    Second, be grateful this research is occurring. Our understanding of the long-term impact of pharmaceuticals is similar to space exploration. There is much more that we don't know, than what we do know.


    Third, understand that each study is specific to the study participants. In other words, researchers are often trying to generalize the research results to a greater population (not just those who participated in the study). But the problem is, sometimes the study participants are just such a unique group of folks that you can't apply the same results anywhere to anyone.


    For example, the researchers of this study looked at the results from more than 1,500 people. From a research perspective, that can be a substantial number. However, compared to more than 300 million people in the United States, that is barely a drop in the proverbial bucket. Besides, the population used in this research design was very narrow - African Americans over 65 years of age.

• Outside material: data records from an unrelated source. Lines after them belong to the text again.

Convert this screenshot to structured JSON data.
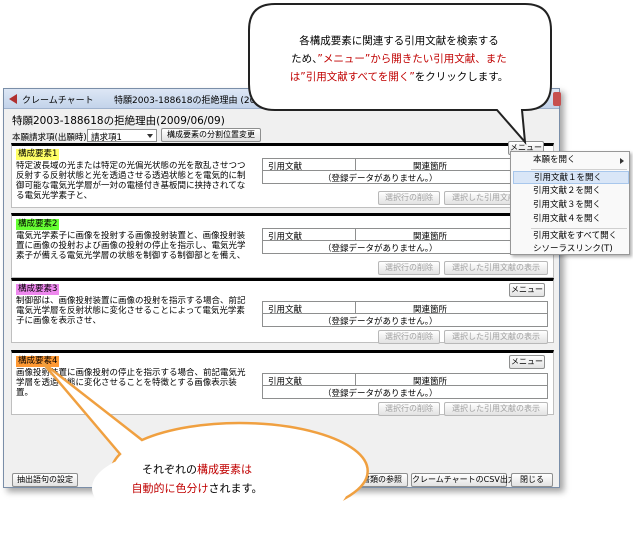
{
  "window": {
    "title_app": "クレームチャート",
    "title_doc": "特願2003-188618の拒絶理由 (2009/06/09)"
  },
  "heading": "特願2003-188618の拒絶理由(2009/06/09)",
  "claim_selector": {
    "label": "本願請求項(出願時):",
    "value": "請求項1",
    "split_button": "構成要素の分割位置変更"
  },
  "table_headers": {
    "citation": "引用文献",
    "location": "関連箇所"
  },
  "empty_message": "（登録データがありません。）",
  "panel_buttons": {
    "menu": "メニュー",
    "delete_selected": "選択行の削除",
    "show_selected": "選択した引用文献の表示"
  },
  "elements": [
    {
      "label": "構成要素1",
      "color": "#ffff66",
      "text": "特定波長域の光または特定の光偏光状態の光を散乱させつつ反射する反射状態と光を透過させる透過状態とを電気的に制御可能な電気光学層が一対の電極付き基板間に挟持されてなる電気光学素子と、"
    },
    {
      "label": "構成要素2",
      "color": "#66ff33",
      "text": "電気光学素子に画像を投射する画像投射装置と、画像投射装置に画像の投射および画像の投射の停止を指示し、電気光学素子が備える電気光学層の状態を制御する制御部とを備え、"
    },
    {
      "label": "構成要素3",
      "color": "#ee88ee",
      "text": "制御部は、画像投射装置に画像の投射を指示する場合、前記電気光学層を反射状態に変化させることによって電気光学素子に画像を表示させ、"
    },
    {
      "label": "構成要素4",
      "color": "#ff9933",
      "text": "画像投射装置に画像投射の停止を指示する場合、前記電気光学層を透過状態に変化させることを特徴とする画像表示装置。"
    }
  ],
  "context_menu": {
    "items": [
      {
        "label": "本願を開く",
        "submenu": true,
        "highlighted": false
      },
      {
        "label": "引用文献１を開く",
        "submenu": false,
        "highlighted": true
      },
      {
        "label": "引用文献２を開く",
        "submenu": false,
        "highlighted": false
      },
      {
        "label": "引用文献３を開く",
        "submenu": false,
        "highlighted": false
      },
      {
        "label": "引用文献４を開く",
        "submenu": false,
        "highlighted": false
      },
      {
        "label": "引用文献をすべて開く",
        "submenu": false,
        "highlighted": false
      },
      {
        "label": "シソーラスリンク(T)",
        "submenu": false,
        "highlighted": false
      }
    ]
  },
  "bottom_buttons": {
    "extract": "抽出語句の設定",
    "reference": "書類の参照",
    "csv": "クレームチャートのCSV出力",
    "close": "閉じる"
  },
  "callout_top": {
    "line1": "各構成要素に関連する引用文献を検索する",
    "line2_a": "ため、",
    "line2_b": "”メニュー”から開きたい引用文献、また",
    "line3_a": "は”引用文献すべてを開く”",
    "line3_b": "をクリックします。"
  },
  "callout_bottom": {
    "line1_a": "それぞれの",
    "line1_b": "構成要素は",
    "line2_a": "自動的に色分け",
    "line2_b": "されます。"
  }
}
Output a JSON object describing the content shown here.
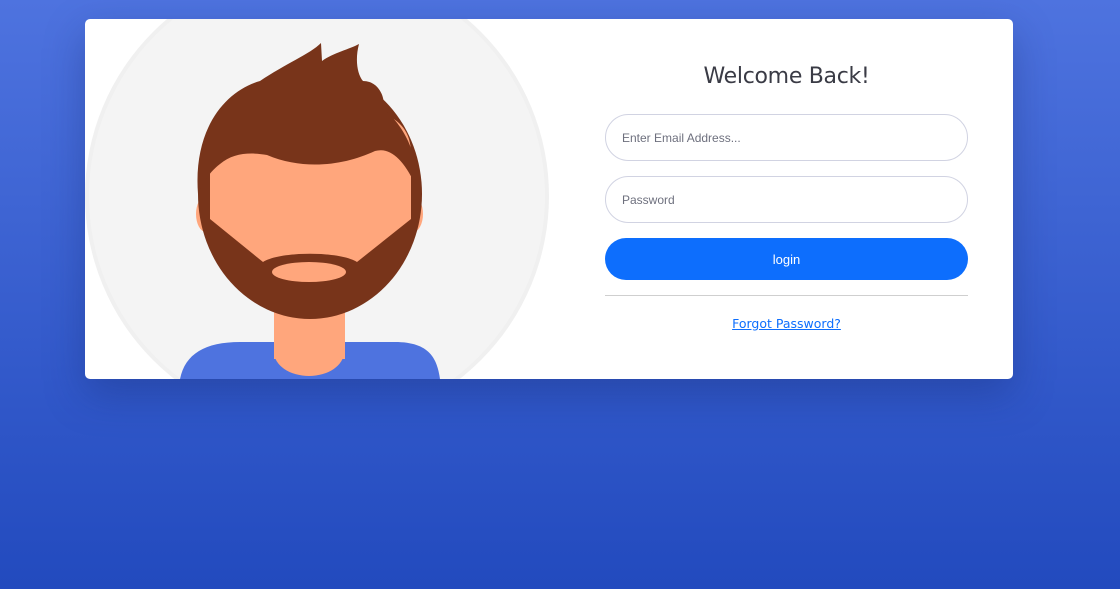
{
  "login": {
    "title": "Welcome Back!",
    "email_placeholder": "Enter Email Address...",
    "password_placeholder": "Password",
    "login_label": "login",
    "forgot_label": "Forgot Password?"
  },
  "icons": {
    "avatar": "avatar-illustration"
  },
  "colors": {
    "background_top": "#4e73df",
    "background_bottom": "#224abe",
    "card": "#ffffff",
    "button": "#0d6efd",
    "link": "#0d6efd",
    "hair": "#78341a",
    "skin": "#ffa67c",
    "shirt": "#4e73df",
    "circle": "#f4f4f4"
  }
}
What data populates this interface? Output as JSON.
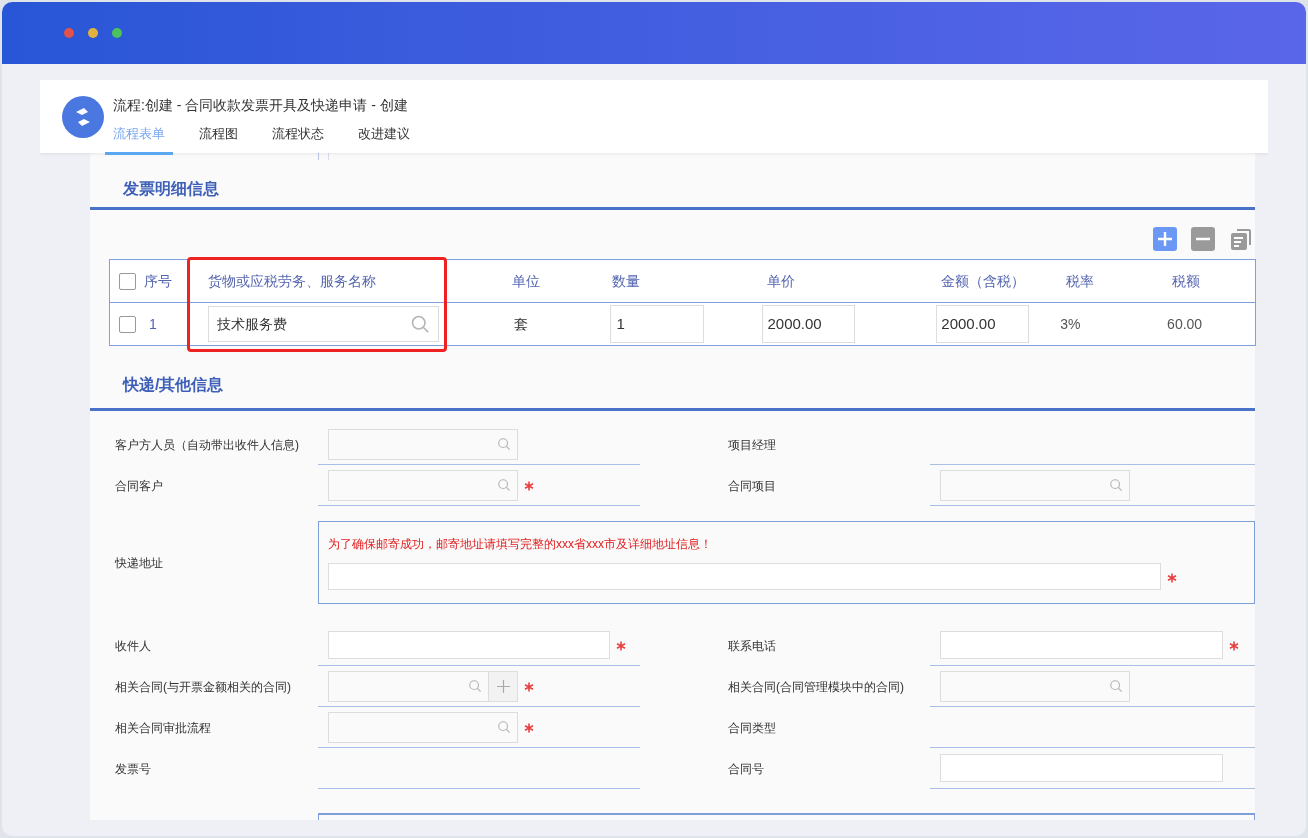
{
  "window": {
    "title": "流程:创建 - 合同收款发票开具及快递申请 - 创建"
  },
  "tabs": [
    {
      "label": "流程表单",
      "selected": true
    },
    {
      "label": "流程图",
      "selected": false
    },
    {
      "label": "流程状态",
      "selected": false
    },
    {
      "label": "改进建议",
      "selected": false
    }
  ],
  "invoice": {
    "title": "发票明细信息",
    "columns": [
      "序号",
      "货物或应税劳务、服务名称",
      "单位",
      "数量",
      "单价",
      "金额（含税）",
      "税率",
      "税额"
    ],
    "header_checked": false,
    "rows": [
      {
        "checked": false,
        "index": "1",
        "name": "技术服务费",
        "unit": "套",
        "quantity": "1",
        "price": "2000.00",
        "amount": "2000.00",
        "rate": "3%",
        "tax": "60.00"
      }
    ]
  },
  "express": {
    "title": "快递/其他信息",
    "rows": [
      {
        "kind": "pair",
        "cells": [
          {
            "label": "客户方人员（自动带出收件人信息)",
            "kind": "lookup",
            "required": false
          },
          {
            "label": "项目经理",
            "kind": "none",
            "required": false
          }
        ]
      },
      {
        "kind": "pair",
        "cells": [
          {
            "label": "合同客户",
            "kind": "lookup",
            "required": true
          },
          {
            "label": "合同项目",
            "kind": "lookup",
            "required": false
          }
        ]
      },
      {
        "kind": "wide",
        "label": "快递地址",
        "note": "为了确保邮寄成功，邮寄地址请填写完整的xxx省xxx市及详细地址信息！",
        "required": true
      },
      {
        "kind": "pair",
        "cells": [
          {
            "label": "收件人",
            "kind": "text",
            "required": true
          },
          {
            "label": "联系电话",
            "kind": "text",
            "required": true
          }
        ]
      },
      {
        "kind": "pair",
        "cells": [
          {
            "label": "相关合同(与开票金额相关的合同)",
            "kind": "lookup_add",
            "required": true
          },
          {
            "label": "相关合同(合同管理模块中的合同)",
            "kind": "lookup",
            "required": false
          }
        ]
      },
      {
        "kind": "pair",
        "cells": [
          {
            "label": "相关合同审批流程",
            "kind": "lookup",
            "required": true
          },
          {
            "label": "合同类型",
            "kind": "none",
            "required": false
          }
        ]
      },
      {
        "kind": "pair",
        "cells": [
          {
            "label": "发票号",
            "kind": "none",
            "required": false
          },
          {
            "label": "合同号",
            "kind": "text",
            "required": false
          }
        ]
      }
    ]
  }
}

    In order to understand the implications of the study, one really needs to know if there is anything unique to that particular population that may affect the results. Other questions also need to be answered, such as what is the percentage of individuals with cognitive impairment in that age group who did not use acid blockers? And what biases are present with the research team - do they have any reason to find a problem with this particular medication? (Remember, research can be scientifically sound, and still be biased).


    And finally, if you or someone you are caring for is relying on this class of acid-blocking medication, you need to talk to your doctor about what would happen if you or your loved one was not taking this medication. I know in my own family's case, our son's daily quality of life is improved as a result of this class of medication.


    Will I be talking to his healthcare team about this study? Absolutely. Will we be discontinuing this medication based on this study? Not without more information and in consultation with Ben's healthcare team.


    Just like NASA, we'll continue to watch and learn.

Published On: August 14, 2007